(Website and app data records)
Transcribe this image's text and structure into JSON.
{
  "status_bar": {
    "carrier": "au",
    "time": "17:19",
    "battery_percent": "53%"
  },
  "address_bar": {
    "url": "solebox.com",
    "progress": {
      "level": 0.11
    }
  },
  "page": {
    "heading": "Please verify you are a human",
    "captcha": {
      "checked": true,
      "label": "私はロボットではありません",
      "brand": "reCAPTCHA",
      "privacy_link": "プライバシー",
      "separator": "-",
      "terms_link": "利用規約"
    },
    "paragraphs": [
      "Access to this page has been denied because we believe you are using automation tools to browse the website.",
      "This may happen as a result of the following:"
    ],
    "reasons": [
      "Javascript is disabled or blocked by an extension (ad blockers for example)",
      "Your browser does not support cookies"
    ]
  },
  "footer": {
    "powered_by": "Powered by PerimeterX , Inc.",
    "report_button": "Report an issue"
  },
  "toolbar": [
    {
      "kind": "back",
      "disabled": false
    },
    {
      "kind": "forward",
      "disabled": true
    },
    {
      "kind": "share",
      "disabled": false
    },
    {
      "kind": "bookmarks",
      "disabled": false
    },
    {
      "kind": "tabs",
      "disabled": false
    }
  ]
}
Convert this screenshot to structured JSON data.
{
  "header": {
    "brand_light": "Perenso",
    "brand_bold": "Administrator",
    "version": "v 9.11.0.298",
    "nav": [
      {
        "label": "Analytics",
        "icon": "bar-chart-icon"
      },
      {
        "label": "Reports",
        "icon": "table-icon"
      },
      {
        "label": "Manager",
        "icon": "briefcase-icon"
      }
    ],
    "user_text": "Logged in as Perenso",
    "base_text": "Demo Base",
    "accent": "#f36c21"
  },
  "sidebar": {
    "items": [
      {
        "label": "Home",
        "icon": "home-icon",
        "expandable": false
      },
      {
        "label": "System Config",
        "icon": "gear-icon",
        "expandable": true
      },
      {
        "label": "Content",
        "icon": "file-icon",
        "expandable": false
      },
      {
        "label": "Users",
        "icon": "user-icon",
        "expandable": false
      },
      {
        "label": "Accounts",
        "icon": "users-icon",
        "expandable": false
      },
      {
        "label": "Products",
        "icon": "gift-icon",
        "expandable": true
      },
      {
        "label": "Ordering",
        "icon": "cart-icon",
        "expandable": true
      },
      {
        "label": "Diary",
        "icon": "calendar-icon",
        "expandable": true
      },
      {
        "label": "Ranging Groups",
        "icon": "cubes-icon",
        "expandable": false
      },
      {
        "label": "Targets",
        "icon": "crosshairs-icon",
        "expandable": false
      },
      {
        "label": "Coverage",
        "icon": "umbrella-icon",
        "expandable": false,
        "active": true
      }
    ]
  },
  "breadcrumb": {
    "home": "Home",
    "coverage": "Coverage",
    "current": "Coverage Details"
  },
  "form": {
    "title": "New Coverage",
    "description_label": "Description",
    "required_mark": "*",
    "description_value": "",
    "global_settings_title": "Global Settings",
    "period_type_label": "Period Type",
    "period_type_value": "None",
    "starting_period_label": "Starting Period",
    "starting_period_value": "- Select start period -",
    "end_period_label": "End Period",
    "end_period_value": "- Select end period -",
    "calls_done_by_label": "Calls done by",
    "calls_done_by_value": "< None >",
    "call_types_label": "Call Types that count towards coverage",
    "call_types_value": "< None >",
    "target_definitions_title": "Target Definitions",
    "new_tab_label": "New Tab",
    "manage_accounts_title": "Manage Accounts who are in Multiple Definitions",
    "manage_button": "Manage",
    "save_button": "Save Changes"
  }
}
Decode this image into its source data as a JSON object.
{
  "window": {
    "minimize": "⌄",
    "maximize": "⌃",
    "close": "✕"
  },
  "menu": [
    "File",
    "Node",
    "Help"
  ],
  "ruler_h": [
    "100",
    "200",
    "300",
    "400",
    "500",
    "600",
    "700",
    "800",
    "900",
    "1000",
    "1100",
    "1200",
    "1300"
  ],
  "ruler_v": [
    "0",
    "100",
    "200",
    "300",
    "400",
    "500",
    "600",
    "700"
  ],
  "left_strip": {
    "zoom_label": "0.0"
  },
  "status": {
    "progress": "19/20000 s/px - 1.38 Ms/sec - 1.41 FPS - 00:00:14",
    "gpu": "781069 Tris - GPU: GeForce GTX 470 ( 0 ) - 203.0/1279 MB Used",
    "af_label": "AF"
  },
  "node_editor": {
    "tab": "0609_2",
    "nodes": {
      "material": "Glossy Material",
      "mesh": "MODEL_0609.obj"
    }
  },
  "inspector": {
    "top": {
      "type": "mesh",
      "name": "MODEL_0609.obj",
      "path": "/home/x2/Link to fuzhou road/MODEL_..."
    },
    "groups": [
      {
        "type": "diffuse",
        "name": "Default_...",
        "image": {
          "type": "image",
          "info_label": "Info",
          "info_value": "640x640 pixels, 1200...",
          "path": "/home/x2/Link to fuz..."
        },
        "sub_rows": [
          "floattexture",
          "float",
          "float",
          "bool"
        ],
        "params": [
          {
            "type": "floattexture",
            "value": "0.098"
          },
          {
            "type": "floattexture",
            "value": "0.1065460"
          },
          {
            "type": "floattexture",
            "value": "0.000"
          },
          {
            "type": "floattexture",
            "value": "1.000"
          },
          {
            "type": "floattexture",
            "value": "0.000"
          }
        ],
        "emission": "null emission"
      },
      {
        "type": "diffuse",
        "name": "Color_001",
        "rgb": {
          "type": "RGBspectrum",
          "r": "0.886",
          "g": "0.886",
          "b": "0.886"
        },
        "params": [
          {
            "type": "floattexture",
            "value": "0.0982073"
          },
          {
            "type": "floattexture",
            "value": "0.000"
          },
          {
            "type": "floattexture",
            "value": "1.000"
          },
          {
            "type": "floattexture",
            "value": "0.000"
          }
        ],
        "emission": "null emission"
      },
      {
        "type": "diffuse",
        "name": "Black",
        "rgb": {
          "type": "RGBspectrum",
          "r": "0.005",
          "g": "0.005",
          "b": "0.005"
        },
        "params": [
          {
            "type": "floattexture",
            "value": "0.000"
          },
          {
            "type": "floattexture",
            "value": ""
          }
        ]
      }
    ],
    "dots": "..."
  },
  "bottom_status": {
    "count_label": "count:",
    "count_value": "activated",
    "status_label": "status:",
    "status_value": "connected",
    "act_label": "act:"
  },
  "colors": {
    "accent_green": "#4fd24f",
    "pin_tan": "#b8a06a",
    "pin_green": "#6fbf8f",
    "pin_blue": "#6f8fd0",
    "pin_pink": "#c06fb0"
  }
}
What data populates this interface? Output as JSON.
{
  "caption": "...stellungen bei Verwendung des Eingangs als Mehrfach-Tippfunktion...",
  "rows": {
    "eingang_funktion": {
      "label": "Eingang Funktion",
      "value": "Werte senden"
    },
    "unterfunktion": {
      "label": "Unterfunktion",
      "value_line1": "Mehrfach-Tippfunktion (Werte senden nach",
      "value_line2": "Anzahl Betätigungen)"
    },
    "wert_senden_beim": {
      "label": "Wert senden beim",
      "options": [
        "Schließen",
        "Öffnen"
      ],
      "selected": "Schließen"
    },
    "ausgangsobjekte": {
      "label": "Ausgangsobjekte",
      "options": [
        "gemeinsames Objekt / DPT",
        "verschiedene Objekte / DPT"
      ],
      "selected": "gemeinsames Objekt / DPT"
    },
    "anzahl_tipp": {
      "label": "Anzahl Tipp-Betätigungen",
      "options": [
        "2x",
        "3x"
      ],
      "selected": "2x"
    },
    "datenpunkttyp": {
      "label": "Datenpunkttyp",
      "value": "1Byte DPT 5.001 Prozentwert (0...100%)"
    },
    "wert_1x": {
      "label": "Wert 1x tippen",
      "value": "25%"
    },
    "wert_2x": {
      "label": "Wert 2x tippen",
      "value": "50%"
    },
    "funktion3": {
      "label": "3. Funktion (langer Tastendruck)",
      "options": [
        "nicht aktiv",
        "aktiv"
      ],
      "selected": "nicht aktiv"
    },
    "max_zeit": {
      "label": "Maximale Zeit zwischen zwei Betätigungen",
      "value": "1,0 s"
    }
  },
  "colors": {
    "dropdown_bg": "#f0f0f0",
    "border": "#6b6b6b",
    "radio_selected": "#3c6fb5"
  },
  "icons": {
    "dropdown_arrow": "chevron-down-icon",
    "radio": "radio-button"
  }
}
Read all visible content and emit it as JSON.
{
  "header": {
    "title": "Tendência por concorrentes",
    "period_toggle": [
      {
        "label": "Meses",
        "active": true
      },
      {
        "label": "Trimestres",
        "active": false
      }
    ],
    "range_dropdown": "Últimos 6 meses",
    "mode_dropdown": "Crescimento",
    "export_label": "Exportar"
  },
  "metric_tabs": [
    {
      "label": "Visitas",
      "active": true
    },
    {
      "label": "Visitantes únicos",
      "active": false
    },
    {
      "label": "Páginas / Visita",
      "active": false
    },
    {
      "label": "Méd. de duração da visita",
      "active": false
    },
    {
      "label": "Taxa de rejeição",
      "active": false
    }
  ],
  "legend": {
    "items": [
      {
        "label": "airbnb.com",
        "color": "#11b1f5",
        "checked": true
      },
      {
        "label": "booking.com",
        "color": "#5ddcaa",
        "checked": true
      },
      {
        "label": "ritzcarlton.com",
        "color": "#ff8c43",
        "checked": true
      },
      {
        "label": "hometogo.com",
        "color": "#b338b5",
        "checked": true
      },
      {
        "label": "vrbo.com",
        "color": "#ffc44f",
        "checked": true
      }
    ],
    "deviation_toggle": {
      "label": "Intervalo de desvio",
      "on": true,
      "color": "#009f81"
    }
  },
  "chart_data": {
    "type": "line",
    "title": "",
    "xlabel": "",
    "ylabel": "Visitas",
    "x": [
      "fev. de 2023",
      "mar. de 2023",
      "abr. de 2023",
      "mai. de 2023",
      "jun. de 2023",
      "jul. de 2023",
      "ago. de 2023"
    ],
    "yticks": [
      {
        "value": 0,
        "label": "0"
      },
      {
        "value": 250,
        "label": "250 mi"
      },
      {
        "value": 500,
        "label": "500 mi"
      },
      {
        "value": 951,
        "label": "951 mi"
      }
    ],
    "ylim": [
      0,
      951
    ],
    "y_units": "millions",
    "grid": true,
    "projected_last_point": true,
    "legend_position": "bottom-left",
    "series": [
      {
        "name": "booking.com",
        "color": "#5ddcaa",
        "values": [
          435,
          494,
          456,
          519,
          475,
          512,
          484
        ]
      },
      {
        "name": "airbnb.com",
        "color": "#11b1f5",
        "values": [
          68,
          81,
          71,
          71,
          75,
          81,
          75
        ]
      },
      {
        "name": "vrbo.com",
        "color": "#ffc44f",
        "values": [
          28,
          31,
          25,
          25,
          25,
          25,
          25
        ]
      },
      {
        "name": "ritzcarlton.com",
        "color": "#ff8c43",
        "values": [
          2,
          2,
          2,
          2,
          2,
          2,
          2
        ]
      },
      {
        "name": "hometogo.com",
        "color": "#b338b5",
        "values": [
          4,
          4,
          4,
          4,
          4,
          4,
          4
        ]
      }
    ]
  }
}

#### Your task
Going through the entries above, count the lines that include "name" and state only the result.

#### Exercise answer
9